Requirement
When the word "ByLayer" shows up in a line of the data below, copy that whole line.

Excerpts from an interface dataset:
▽
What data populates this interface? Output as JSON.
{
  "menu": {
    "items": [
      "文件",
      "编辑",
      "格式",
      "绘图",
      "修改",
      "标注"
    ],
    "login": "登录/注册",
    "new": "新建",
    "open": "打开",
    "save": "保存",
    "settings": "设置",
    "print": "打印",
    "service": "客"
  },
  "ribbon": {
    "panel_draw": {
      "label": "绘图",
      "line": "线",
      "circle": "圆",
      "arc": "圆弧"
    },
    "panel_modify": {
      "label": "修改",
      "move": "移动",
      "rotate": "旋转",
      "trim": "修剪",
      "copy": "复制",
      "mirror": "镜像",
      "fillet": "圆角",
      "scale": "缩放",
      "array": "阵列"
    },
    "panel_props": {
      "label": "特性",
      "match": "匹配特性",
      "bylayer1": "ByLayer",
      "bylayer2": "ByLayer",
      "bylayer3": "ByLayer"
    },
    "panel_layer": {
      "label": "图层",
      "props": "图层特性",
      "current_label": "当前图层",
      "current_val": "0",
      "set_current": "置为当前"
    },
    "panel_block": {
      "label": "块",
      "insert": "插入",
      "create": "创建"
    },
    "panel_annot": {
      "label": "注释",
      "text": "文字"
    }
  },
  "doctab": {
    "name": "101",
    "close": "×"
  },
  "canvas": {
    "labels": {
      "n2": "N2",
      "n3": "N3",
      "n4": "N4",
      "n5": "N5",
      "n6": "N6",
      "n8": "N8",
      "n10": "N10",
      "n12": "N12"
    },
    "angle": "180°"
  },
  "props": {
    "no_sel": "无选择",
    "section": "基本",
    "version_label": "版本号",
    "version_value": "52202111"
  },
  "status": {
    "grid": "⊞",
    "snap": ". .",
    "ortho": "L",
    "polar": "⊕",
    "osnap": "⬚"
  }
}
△
Answer section
      "bylayer1": "ByLayer",
      "bylayer2": "ByLayer",
      "bylayer3": "ByLayer"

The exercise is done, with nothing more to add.